In step F, the movable portions 10 of the unit 10 are set into movement, such that the friction Rsa opposing movement of the movable portions of the actuator is now reduced to the dynamic friction, which dynamic friction is smaller than the static friction, possibly plus the viscous friction associated with the speed of movement of the movable portions of the actuator. This friction is now written Ra. Care is thus taken to ensure that the force requested of the unit compensates this friction force.

After the device has stopped, the control of the actuator once more observes the signal from the sag-variation detector 6 in order to detect the next start.

Naturally, if the user moves the control member 1 in the other direction, then the portion of cable shown in FIG. 2 will be subjected to shortening, and thus to an increase of sag. This variation in sag can be detected in the same manner (with its sign indicating the direction of the movement requested by the user). Alternatively, it is possible to use the signal from a second sag-variation sensor arranged to detect variations of sag in another portion of cable that becomes tensioned when the first portion of cable lengthens, and vice versa.
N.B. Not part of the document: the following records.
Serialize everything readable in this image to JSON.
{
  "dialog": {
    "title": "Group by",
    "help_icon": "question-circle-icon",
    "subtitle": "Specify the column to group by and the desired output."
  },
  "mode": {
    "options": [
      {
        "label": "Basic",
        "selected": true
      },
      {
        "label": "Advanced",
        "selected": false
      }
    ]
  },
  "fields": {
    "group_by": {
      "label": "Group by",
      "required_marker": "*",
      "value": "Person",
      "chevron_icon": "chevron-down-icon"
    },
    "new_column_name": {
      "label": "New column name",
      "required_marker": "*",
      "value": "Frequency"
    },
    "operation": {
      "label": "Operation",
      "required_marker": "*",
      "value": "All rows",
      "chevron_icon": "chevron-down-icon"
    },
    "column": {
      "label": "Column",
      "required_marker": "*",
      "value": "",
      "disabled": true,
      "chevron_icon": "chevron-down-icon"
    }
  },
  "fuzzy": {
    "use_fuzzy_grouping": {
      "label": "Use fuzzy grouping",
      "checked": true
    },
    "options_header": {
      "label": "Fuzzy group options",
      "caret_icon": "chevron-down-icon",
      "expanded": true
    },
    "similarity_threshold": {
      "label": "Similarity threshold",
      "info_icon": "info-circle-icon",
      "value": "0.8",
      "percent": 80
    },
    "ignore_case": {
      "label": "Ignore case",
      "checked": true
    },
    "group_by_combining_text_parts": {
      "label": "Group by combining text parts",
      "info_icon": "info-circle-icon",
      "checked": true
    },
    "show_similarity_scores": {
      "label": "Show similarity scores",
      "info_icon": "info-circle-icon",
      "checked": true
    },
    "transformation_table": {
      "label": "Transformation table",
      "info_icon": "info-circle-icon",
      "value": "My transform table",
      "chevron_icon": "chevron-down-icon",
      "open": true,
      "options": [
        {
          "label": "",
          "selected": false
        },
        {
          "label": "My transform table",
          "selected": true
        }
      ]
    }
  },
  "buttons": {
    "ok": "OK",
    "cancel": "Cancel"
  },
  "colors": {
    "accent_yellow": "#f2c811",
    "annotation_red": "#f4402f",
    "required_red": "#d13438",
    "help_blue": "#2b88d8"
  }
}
The sag variation detector(s) 6 may naturally be of any type (optical, magnetic, . . . ). In practice, all that matters is sensitivity, not accuracy. The sag-variation detector may be placed very freely along the strand of cable, even though the zone in the vicinity of the pulleys is preferable. It is appropriate to process the signal from the detector in order to filter noise from the signal as caused in particular when vibration of the device varies the sag of the cable, without the user manipulating the control member 1. In practice, it is advantageous to take account of the signal from the detector only above a threshold variation of sag.

Naturally, it is important for the unit to have a very short reaction time in response to detecting a variation in the sag of the cable, given the fast dynamics of the movement of the control member, in particular when it becomes unstuck. It is then important to have servo control that is stable, which generally requires a speed signal of high quality. Various solutions are known for obtaining such a signal: differentiating a signal from a high resolution position sensor, integrating a signal from an accelerometer.

The invention is not limited to the above description, but on the contrary covers any variant coming within the ambit defined by the claims.